More than a year after Donald Trump lost the presidency, federal labor leaders are aggravated by how long it is taking to completely flush his influence from the government.
During Monday’s session of AFGE’s annual legislative conference, President Everett Kelley gushed about Biden’s strong relationship with the largest federal labor organization.
“While President Biden hasn’t given us everything we want, he’s already proven himself the most pro-union president of my lifetime,” Kelley told union members. “I’ve met with the president twice so far.
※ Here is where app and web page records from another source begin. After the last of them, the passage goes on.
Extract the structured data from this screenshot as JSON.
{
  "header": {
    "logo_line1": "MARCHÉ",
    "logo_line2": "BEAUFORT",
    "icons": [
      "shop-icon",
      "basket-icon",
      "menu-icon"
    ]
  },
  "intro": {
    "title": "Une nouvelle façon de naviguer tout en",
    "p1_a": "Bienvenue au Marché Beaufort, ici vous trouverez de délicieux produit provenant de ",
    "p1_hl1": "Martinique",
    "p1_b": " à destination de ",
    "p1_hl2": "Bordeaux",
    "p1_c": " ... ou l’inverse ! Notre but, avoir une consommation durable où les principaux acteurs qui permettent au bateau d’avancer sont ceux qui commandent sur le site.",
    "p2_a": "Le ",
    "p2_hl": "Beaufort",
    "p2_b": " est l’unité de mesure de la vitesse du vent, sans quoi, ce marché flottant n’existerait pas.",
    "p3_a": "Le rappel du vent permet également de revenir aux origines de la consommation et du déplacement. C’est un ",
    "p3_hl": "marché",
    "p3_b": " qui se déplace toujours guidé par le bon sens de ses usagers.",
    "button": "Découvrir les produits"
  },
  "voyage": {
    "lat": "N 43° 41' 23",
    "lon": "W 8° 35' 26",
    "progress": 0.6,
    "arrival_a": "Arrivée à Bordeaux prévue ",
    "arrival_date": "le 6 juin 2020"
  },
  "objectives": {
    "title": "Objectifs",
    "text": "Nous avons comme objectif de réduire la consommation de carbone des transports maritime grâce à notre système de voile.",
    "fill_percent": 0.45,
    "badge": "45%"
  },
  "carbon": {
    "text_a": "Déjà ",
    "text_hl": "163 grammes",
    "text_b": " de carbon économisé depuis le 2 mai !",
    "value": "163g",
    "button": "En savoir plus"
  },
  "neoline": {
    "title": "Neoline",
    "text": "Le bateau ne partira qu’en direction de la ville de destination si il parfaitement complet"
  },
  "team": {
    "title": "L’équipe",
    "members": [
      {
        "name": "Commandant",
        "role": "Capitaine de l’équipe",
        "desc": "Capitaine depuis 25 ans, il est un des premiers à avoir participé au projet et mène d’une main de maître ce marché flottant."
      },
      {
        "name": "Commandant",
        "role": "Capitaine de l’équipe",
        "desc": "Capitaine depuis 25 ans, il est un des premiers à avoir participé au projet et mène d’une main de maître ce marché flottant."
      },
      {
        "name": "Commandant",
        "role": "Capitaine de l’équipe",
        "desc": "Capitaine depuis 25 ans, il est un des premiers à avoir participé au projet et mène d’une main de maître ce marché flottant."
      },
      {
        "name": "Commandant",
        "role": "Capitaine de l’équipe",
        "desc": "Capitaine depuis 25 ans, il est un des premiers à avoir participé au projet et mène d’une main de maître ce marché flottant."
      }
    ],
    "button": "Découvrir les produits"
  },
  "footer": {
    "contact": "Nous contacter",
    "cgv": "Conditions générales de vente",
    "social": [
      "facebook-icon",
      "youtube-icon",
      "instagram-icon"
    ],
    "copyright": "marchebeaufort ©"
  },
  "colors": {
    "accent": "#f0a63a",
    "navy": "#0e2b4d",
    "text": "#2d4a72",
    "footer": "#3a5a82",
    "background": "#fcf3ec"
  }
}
That didn’t happen before with other U.S. presidents.”
He lauded “some big victories” under Biden — a long list that includes repealing “his predecessor’s anti-worker executive orders that threatened our collective bargaining rights, our ability to represent, and the fairness of the discipline system.”
With a partner in the White House, Kelley boasted, “this has been one of our most productive, successful years ever.”
Then came the “but” and the “betrayal.”
“But I’d be lying to you if I said every promise has been kept,” Kelley continued, “at least, not at the VA.”
He is upset with recommendations in VA’s Asset and Infrastructure Review (AIR) Commission report. They were developed “by asking ourselves one question above all else: what’s best for the Veterans we serve,” Veterans Affairs Secretary Denis McDonough said in a statement when releasing the document March 14.
He got the question right but the answer wrong in AFGE’s view.
Under the recommendations, which must survive a lengthy approval process, the number of VA medical centers would drop to 168 from 171, community-based outpatient clinics to 469 from 555 and other outpatient services clinics to 169 from 255, as my colleague Lisa Rein reported. The restructuring also calls for a 56 percent increase in multi-specialty community-based outpatient clinics and jumping the number of stand-alone community living centers from two to 29.
Fighting suggestions to close Department of Veterans Affairs medical facilities, he added, “is our number one, our immediate priority.”
Closing the facilities, Kelley complained, “is a betrayal of our veterans and our brothers and sisters who work in the VA. And it’s a betrayal of all of us, because VA closures replace the care our members provide with private care that costs more and leaves veterans with worse health outcomes.”
While the process started under Trump, when Congress approved legislation requiring VA’s infrastructure review, Kelley blasted the Biden administration, saying that “now we have a hit list from the secretary, and it is very aggressive, very destructive.”
Later, by email, Kelley said McDonough “should have insisted that the VA’s recommendations account for the effects of a nearly two-year-long pandemic” and rejected any closures because they “will only result in more veterans being forced into private, for-profit care where they will pay more for worse outcomes.” Kelley wants VA to “focus exclusively on expanding and improving VA facilities in every location.”
Office of Personnel Management Director Kiran Ahuja told the gathering by video that federal employees should “go to work every day for a federal government that serves as a model employer.” But for AFGE, two agencies in particular, the Education Department and the Social Security Administration, don’t meet that mark.
AFGE leaders criticized officials there for continuing to act like Trump’s anti-union edicts remain in effect, despite Biden’s policies to the contrary.
“You still have those holdovers from the previous administration,” Kelley told reporters, “that just don't want to give up any form of authority.”
Social Security officials continue to pursue an “aggressive anti-union/anti-employee bargaining approach … undoubtedly directed by the Trump orders,” said an email from Rich Couture, AFGE’s spokesman on Social Security.
Among the current Social Security polices Couture cited as “antithetical” to Biden’s agenda are “draconian official time cuts” and the “elimination and reduction of union office space nationwide, which similarly limits our ability to represent and access employees, especially now with reentry at agency installations now starting.” Official time allows union leaders to represent workers in limited ways, such as grievance procedures, while on government time.
A Social Security statement said it “complied with all of the administration’s labor policies and is fully committed to positive relations with our labor partners. Last year, we offered to renegotiate major provisions of our collective bargaining agreements with all three of our unions. Two of our unions accepted and we are currently in contract negotiations with them. AFGE did not accept that offer and is pursuing arbitration to revoke the entire 2019 contract.”
AFGE officials say the Education Department also is antithetical to Biden’s leadership and has not improved management-labor relations in several significant ways. On their list is the agency’s failure to bargain a new contract, to negotiate telework policy, to honor dues withholding and to approve official time.
In response, the department declared itself in “full embrace” of Biden’s pro-union agenda and said it “has taken deliberate actions to substantially alter a number of our major policies to be more employee friendly,” while “enhancing how we engage with our Union partner.”
That’s happening too slowly for union leaders.
“We are in settlement discussions and are hopeful for resolution,” said Cathie McQuiston, AFGE’s deputy general counsel. “But having these large number of issues drag on into year two of the Biden administration doesn’t exactly convey a sense of urgency.”